Reproduce the data below exactly as written. Pictures do not belong in the copy.

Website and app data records
--------------------------------------------------

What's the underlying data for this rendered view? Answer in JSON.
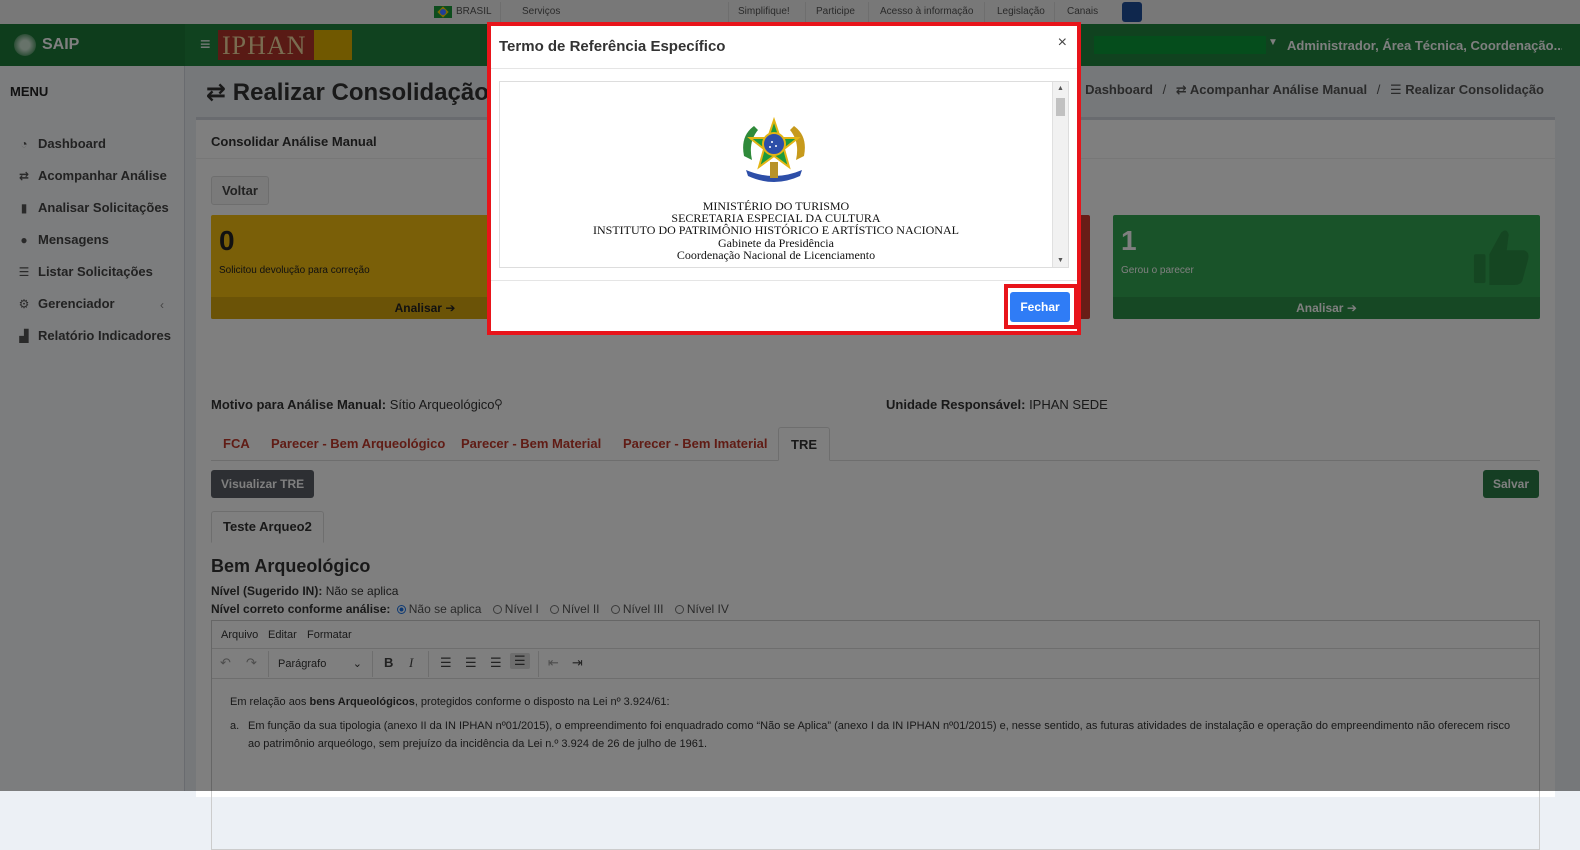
{
  "govbar": {
    "brasil": "BRASIL",
    "servicos": "Serviços",
    "links": [
      "Simplifique!",
      "Participe",
      "Acesso à informação",
      "Legislação",
      "Canais"
    ]
  },
  "header": {
    "brand": "SAIP",
    "hamburger": "≡",
    "iphan": "IPHAN",
    "user": "Administrador, Área Técnica, Coordenação..."
  },
  "sidebar": {
    "title": "MENU",
    "items": [
      {
        "label": "Dashboard",
        "icon": "dashboard-icon"
      },
      {
        "label": "Acompanhar Análise",
        "icon": "exchange-icon"
      },
      {
        "label": "Analisar Solicitações",
        "icon": "book-icon"
      },
      {
        "label": "Mensagens",
        "icon": "comments-icon"
      },
      {
        "label": "Listar Solicitações",
        "icon": "list-icon"
      },
      {
        "label": "Gerenciador",
        "icon": "cogs-icon"
      },
      {
        "label": "Relatório Indicadores",
        "icon": "chart-icon"
      }
    ]
  },
  "page": {
    "title": "Realizar Consolidação d",
    "breadcrumb": [
      "Dashboard",
      "Acompanhar Análise Manual",
      "Realizar Consolidação"
    ]
  },
  "box": {
    "title": "Consolidar Análise Manual",
    "voltar": "Voltar",
    "cards": [
      {
        "count": "0",
        "label": "Solicitou devolução para correção",
        "action": "Analisar",
        "color": "#f5be10"
      },
      {
        "count": "1",
        "label": "Gerou o parecer",
        "action": "Analisar",
        "color": "#33a652"
      }
    ],
    "motivo_label": "Motivo para Análise Manual:",
    "motivo_value": "Sítio Arqueológico",
    "unidade_label": "Unidade Responsável:",
    "unidade_value": "IPHAN SEDE",
    "tabs": [
      "FCA",
      "Parecer - Bem Arqueológico",
      "Parecer - Bem Material",
      "Parecer - Bem Imaterial",
      "TRE"
    ],
    "visualizar": "Visualizar TRE",
    "salvar": "Salvar",
    "subtab": "Teste Arqueo2",
    "bem_title": "Bem Arqueológico",
    "nivel_sugerido_label": "Nível (Sugerido IN):",
    "nivel_sugerido_value": "Não se aplica",
    "nivel_correto_label": "Nível correto conforme análise:",
    "nivel_options": [
      "Não se aplica",
      "Nível I",
      "Nível II",
      "Nível III",
      "Nível IV"
    ],
    "nivel_selected": "Não se aplica"
  },
  "editor": {
    "menu": [
      "Arquivo",
      "Editar",
      "Formatar"
    ],
    "format_select": "Parágrafo",
    "p1_pre": "Em relação aos ",
    "p1_bold": "bens Arqueológicos",
    "p1_post": ", protegidos conforme o disposto na Lei nº 3.924/61:",
    "li_marker": "a.",
    "li_text": "Em função da sua tipologia (anexo II da IN IPHAN nº01/2015), o empreendimento foi enquadrado como “Não se Aplica” (anexo I da IN IPHAN nº01/2015) e, nesse sentido, as futuras atividades de instalação e operação do empreendimento não oferecem risco ao patrimônio arqueólogo, sem prejuízo da incidência da Lei n.º 3.924 de 26 de julho de 1961."
  },
  "modal": {
    "title": "Termo de Referência Específico",
    "close": "×",
    "doc_lines": [
      "MINISTÉRIO DO TURISMO",
      "SECRETARIA ESPECIAL DA CULTURA",
      "INSTITUTO DO PATRIMÔNIO HISTÓRICO E ARTÍSTICO NACIONAL",
      "Gabinete da Presidência",
      "Coordenação Nacional de Licenciamento"
    ],
    "fechar": "Fechar"
  },
  "colors": {
    "header_green": "#20843f",
    "highlight_red": "#e8141a",
    "primary_blue": "#2f7cf6",
    "tab_red": "#c0392b"
  }
}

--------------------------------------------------

* **Final answer**:
What's the underlying data for this rendered view? Answer in JSON.
{
  "govbar": {
    "brasil": "BRASIL",
    "servicos": "Serviços",
    "links": [
      "Simplifique!",
      "Participe",
      "Acesso à informação",
      "Legislação",
      "Canais"
    ]
  },
  "header": {
    "brand": "SAIP",
    "hamburger": "≡",
    "iphan": "IPHAN",
    "user": "Administrador, Área Técnica, Coordenação..."
  },
  "sidebar": {
    "title": "MENU",
    "items": [
      {
        "label": "Dashboard",
        "icon": "dashboard-icon"
      },
      {
        "label": "Acompanhar Análise",
        "icon": "exchange-icon"
      },
      {
        "label": "Analisar Solicitações",
        "icon": "book-icon"
      },
      {
        "label": "Mensagens",
        "icon": "comments-icon"
      },
      {
        "label": "Listar Solicitações",
        "icon": "list-icon"
      },
      {
        "label": "Gerenciador",
        "icon": "cogs-icon"
      },
      {
        "label": "Relatório Indicadores",
        "icon": "chart-icon"
      }
    ]
  },
  "page": {
    "title": "Realizar Consolidação d",
    "breadcrumb": [
      "Dashboard",
      "Acompanhar Análise Manual",
      "Realizar Consolidação"
    ]
  },
  "box": {
    "title": "Consolidar Análise Manual",
    "voltar": "Voltar",
    "cards": [
      {
        "count": "0",
        "label": "Solicitou devolução para correção",
        "action": "Analisar",
        "color": "#f5be10"
      },
      {
        "count": "1",
        "label": "Gerou o parecer",
        "action": "Analisar",
        "color": "#33a652"
      }
    ],
    "motivo_label": "Motivo para Análise Manual:",
    "motivo_value": "Sítio Arqueológico",
    "unidade_label": "Unidade Responsável:",
    "unidade_value": "IPHAN SEDE",
    "tabs": [
      "FCA",
      "Parecer - Bem Arqueológico",
      "Parecer - Bem Material",
      "Parecer - Bem Imaterial",
      "TRE"
    ],
    "visualizar": "Visualizar TRE",
    "salvar": "Salvar",
    "subtab": "Teste Arqueo2",
    "bem_title": "Bem Arqueológico",
    "nivel_sugerido_label": "Nível (Sugerido IN):",
    "nivel_sugerido_value": "Não se aplica",
    "nivel_correto_label": "Nível correto conforme análise:",
    "nivel_options": [
      "Não se aplica",
      "Nível I",
      "Nível II",
      "Nível III",
      "Nível IV"
    ],
    "nivel_selected": "Não se aplica"
  },
  "editor": {
    "menu": [
      "Arquivo",
      "Editar",
      "Formatar"
    ],
    "format_select": "Parágrafo",
    "p1_pre": "Em relação aos ",
    "p1_bold": "bens Arqueológicos",
    "p1_post": ", protegidos conforme o disposto na Lei nº 3.924/61:",
    "li_marker": "a.",
    "li_text": "Em função da sua tipologia (anexo II da IN IPHAN nº01/2015), o empreendimento foi enquadrado como “Não se Aplica” (anexo I da IN IPHAN nº01/2015) e, nesse sentido, as futuras atividades de instalação e operação do empreendimento não oferecem risco ao patrimônio arqueólogo, sem prejuízo da incidência da Lei n.º 3.924 de 26 de julho de 1961."
  },
  "modal": {
    "title": "Termo de Referência Específico",
    "close": "×",
    "doc_lines": [
      "MINISTÉRIO DO TURISMO",
      "SECRETARIA ESPECIAL DA CULTURA",
      "INSTITUTO DO PATRIMÔNIO HISTÓRICO E ARTÍSTICO NACIONAL",
      "Gabinete da Presidência",
      "Coordenação Nacional de Licenciamento"
    ],
    "fechar": "Fechar"
  },
  "colors": {
    "header_green": "#20843f",
    "highlight_red": "#e8141a",
    "primary_blue": "#2f7cf6",
    "tab_red": "#c0392b"
  }
}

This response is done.